• **Aim of the task**:
Bring together copies of the lines in the data below that contain the word "this".

----- Dataset content

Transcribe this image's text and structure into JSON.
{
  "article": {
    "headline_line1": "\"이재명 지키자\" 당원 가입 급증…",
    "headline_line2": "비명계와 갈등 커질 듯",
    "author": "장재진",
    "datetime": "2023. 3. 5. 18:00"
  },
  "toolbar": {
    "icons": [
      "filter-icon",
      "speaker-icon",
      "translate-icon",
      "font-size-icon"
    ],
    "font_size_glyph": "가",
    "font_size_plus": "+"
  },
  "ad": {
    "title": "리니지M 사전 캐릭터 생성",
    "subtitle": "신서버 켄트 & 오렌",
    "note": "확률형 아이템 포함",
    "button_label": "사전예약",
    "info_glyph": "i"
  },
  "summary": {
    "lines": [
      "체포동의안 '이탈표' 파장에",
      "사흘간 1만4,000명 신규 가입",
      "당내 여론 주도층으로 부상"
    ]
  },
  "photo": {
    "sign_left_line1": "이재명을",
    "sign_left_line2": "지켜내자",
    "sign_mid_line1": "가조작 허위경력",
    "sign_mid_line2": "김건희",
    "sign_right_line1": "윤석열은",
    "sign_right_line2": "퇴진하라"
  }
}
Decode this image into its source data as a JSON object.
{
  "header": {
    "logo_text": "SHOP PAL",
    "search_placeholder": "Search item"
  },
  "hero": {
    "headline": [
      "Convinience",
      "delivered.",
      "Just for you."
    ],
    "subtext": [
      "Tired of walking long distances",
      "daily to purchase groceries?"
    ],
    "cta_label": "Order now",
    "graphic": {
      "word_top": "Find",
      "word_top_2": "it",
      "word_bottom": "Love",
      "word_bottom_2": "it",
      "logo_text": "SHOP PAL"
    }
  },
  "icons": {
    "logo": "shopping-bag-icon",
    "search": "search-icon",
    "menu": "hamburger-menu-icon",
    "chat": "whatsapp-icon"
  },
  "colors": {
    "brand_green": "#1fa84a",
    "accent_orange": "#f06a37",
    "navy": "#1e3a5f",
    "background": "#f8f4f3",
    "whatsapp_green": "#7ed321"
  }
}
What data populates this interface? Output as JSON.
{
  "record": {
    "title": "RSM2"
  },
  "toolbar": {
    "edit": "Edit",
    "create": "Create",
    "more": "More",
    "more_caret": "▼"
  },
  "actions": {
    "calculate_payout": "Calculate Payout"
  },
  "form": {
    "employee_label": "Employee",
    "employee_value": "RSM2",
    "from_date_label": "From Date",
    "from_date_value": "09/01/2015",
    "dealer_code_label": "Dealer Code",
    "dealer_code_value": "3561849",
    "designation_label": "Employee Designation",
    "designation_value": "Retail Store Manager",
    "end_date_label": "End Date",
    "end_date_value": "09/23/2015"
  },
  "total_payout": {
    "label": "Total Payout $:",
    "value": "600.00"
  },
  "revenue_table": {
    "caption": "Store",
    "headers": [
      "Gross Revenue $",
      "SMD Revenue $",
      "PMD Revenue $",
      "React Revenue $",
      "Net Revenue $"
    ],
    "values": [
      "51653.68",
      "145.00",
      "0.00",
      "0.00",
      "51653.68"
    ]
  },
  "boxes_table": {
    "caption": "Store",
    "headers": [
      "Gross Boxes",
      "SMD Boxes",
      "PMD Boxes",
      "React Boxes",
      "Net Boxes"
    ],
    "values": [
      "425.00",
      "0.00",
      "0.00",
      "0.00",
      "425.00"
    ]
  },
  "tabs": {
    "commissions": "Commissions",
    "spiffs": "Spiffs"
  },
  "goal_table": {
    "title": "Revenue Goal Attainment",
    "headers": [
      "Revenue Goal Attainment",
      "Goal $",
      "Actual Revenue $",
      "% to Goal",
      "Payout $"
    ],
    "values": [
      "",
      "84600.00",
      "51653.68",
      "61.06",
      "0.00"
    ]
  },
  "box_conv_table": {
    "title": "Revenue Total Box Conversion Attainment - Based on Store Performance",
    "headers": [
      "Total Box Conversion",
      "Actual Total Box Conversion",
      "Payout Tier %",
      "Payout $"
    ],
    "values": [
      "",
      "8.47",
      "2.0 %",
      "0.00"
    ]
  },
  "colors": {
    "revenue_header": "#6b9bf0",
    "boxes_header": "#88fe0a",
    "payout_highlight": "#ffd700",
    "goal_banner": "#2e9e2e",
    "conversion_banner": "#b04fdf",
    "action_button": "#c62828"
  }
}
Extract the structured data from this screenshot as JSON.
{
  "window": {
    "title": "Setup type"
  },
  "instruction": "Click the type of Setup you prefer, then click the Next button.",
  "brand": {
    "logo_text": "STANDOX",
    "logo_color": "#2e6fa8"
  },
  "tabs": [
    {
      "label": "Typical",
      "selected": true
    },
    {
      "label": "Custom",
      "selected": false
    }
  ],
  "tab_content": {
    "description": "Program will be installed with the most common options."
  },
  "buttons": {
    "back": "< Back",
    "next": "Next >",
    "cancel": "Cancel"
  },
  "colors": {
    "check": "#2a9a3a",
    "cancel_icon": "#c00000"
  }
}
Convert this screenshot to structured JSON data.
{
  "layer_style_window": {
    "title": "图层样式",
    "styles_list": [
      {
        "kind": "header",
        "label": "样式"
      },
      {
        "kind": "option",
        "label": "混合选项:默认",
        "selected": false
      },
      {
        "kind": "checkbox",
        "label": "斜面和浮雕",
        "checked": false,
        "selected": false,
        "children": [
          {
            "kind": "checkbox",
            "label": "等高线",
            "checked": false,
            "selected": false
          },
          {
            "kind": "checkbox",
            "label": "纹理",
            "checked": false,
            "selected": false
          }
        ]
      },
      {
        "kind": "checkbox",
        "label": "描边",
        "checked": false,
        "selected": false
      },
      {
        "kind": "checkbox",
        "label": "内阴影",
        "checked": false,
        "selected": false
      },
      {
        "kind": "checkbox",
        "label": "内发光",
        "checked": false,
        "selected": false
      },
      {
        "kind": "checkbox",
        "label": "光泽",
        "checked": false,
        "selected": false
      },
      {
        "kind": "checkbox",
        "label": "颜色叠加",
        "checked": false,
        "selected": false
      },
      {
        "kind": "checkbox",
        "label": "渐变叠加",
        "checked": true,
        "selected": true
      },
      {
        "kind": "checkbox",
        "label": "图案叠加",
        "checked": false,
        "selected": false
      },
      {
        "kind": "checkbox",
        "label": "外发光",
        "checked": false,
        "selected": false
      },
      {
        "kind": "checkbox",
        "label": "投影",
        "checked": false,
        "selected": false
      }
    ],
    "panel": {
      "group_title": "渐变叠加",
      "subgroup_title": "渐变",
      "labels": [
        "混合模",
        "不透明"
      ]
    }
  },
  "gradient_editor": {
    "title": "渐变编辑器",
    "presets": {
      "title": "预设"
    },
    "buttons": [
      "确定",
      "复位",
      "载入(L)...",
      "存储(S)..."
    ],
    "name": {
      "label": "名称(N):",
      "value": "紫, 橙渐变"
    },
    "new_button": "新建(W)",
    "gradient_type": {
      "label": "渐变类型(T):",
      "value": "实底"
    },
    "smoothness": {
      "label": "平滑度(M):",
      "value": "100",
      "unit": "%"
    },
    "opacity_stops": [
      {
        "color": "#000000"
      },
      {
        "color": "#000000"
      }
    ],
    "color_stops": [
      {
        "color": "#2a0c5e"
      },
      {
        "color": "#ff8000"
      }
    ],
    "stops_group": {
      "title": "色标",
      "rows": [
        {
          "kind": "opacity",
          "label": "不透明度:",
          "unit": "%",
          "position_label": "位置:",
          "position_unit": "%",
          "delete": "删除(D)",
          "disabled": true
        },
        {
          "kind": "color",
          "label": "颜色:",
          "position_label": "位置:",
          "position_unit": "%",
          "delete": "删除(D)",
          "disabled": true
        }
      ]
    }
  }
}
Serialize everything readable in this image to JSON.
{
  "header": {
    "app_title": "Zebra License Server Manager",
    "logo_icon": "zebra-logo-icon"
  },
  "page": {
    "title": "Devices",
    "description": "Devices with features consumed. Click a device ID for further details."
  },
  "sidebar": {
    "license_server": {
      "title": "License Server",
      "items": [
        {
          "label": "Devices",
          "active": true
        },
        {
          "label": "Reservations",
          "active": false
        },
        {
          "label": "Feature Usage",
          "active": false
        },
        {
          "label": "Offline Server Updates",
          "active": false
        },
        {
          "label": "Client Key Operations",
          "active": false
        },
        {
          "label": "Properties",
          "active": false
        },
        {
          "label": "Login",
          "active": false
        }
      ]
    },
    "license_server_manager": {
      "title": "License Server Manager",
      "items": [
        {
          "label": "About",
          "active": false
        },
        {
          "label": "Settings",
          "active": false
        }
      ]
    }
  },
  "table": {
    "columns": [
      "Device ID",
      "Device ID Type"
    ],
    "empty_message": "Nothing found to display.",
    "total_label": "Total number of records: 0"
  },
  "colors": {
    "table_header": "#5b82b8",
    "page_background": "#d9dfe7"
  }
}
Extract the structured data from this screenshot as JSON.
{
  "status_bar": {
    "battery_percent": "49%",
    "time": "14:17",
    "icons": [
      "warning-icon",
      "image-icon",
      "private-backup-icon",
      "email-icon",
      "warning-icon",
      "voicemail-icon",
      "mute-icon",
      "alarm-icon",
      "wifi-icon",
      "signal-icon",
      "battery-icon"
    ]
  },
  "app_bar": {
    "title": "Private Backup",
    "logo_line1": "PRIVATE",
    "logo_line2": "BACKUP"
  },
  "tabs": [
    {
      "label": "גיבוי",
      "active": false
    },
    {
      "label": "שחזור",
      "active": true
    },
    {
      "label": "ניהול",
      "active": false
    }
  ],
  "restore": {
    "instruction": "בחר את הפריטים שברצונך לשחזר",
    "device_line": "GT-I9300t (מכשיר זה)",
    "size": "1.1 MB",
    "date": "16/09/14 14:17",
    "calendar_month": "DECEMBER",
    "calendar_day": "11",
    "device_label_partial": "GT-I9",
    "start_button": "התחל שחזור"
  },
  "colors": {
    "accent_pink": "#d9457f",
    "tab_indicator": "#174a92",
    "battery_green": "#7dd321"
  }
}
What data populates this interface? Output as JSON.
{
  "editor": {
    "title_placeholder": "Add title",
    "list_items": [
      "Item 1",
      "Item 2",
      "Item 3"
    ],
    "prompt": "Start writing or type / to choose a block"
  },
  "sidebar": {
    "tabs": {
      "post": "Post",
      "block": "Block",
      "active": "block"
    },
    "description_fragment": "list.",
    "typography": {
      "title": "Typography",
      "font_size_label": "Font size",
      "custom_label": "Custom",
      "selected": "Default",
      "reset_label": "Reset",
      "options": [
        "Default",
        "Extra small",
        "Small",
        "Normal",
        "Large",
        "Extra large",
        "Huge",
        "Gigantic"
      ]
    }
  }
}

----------

• **Answer below**:
Transcribe this image's text and structure into JSON.
Decode this image into its source data as a JSON object.
What data populates this interface? Output as JSON.
Extract the structured data from this screenshot as JSON.
Convert this screenshot to structured JSON data.
Serialize everything readable in this image to JSON.
Extract the structured data from this screenshot as JSON.
What data populates this interface? Output as JSON.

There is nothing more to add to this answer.